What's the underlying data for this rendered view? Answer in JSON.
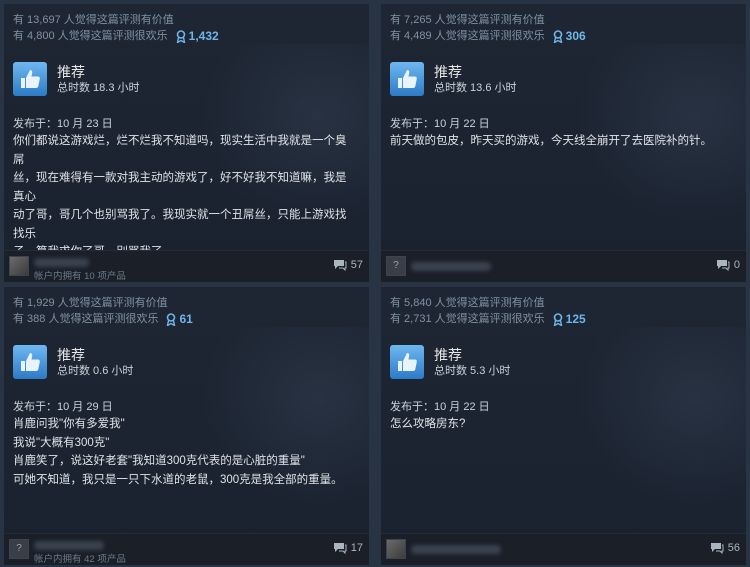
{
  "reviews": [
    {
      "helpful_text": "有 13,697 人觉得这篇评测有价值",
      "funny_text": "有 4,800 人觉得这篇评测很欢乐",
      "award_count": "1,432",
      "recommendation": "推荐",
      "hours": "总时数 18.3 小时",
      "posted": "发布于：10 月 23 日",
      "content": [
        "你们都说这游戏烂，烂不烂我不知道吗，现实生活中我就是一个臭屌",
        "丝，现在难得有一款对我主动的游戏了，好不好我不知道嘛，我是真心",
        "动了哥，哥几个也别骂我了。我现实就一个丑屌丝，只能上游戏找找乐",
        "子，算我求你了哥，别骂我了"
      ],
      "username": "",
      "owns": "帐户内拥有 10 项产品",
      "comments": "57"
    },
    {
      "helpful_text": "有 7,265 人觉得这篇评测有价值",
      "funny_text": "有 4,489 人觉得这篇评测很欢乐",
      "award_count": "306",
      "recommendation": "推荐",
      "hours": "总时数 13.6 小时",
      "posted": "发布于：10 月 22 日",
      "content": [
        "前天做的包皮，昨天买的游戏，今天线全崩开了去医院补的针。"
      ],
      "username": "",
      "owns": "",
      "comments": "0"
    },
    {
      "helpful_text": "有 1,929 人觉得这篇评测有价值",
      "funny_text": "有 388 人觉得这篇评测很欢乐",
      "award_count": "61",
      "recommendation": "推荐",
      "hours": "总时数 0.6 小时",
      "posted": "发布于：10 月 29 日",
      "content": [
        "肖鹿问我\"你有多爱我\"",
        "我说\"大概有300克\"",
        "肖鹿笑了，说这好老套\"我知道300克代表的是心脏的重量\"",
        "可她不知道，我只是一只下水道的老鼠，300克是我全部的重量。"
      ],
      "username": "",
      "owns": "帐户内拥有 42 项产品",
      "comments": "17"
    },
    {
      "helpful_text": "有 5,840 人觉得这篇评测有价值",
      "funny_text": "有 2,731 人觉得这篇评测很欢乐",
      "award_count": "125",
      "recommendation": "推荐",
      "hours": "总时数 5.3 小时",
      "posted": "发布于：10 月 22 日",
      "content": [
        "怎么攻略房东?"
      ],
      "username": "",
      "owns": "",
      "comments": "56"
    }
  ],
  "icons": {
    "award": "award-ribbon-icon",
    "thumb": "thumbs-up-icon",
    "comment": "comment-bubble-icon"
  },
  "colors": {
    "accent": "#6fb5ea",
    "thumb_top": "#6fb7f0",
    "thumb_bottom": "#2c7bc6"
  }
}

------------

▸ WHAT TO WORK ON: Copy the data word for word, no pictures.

▸ EXERCISE RESULT:
What's the underlying data for this rendered view? Answer in JSON.
{
  "reviews": [
    {
      "helpful_text": "有 13,697 人觉得这篇评测有价值",
      "funny_text": "有 4,800 人觉得这篇评测很欢乐",
      "award_count": "1,432",
      "recommendation": "推荐",
      "hours": "总时数 18.3 小时",
      "posted": "发布于：10 月 23 日",
      "content": [
        "你们都说这游戏烂，烂不烂我不知道吗，现实生活中我就是一个臭屌",
        "丝，现在难得有一款对我主动的游戏了，好不好我不知道嘛，我是真心",
        "动了哥，哥几个也别骂我了。我现实就一个丑屌丝，只能上游戏找找乐",
        "子，算我求你了哥，别骂我了"
      ],
      "username": "",
      "owns": "帐户内拥有 10 项产品",
      "comments": "57"
    },
    {
      "helpful_text": "有 7,265 人觉得这篇评测有价值",
      "funny_text": "有 4,489 人觉得这篇评测很欢乐",
      "award_count": "306",
      "recommendation": "推荐",
      "hours": "总时数 13.6 小时",
      "posted": "发布于：10 月 22 日",
      "content": [
        "前天做的包皮，昨天买的游戏，今天线全崩开了去医院补的针。"
      ],
      "username": "",
      "owns": "",
      "comments": "0"
    },
    {
      "helpful_text": "有 1,929 人觉得这篇评测有价值",
      "funny_text": "有 388 人觉得这篇评测很欢乐",
      "award_count": "61",
      "recommendation": "推荐",
      "hours": "总时数 0.6 小时",
      "posted": "发布于：10 月 29 日",
      "content": [
        "肖鹿问我\"你有多爱我\"",
        "我说\"大概有300克\"",
        "肖鹿笑了，说这好老套\"我知道300克代表的是心脏的重量\"",
        "可她不知道，我只是一只下水道的老鼠，300克是我全部的重量。"
      ],
      "username": "",
      "owns": "帐户内拥有 42 项产品",
      "comments": "17"
    },
    {
      "helpful_text": "有 5,840 人觉得这篇评测有价值",
      "funny_text": "有 2,731 人觉得这篇评测很欢乐",
      "award_count": "125",
      "recommendation": "推荐",
      "hours": "总时数 5.3 小时",
      "posted": "发布于：10 月 22 日",
      "content": [
        "怎么攻略房东?"
      ],
      "username": "",
      "owns": "",
      "comments": "56"
    }
  ],
  "icons": {
    "award": "award-ribbon-icon",
    "thumb": "thumbs-up-icon",
    "comment": "comment-bubble-icon"
  },
  "colors": {
    "accent": "#6fb5ea",
    "thumb_top": "#6fb7f0",
    "thumb_bottom": "#2c7bc6"
  }
}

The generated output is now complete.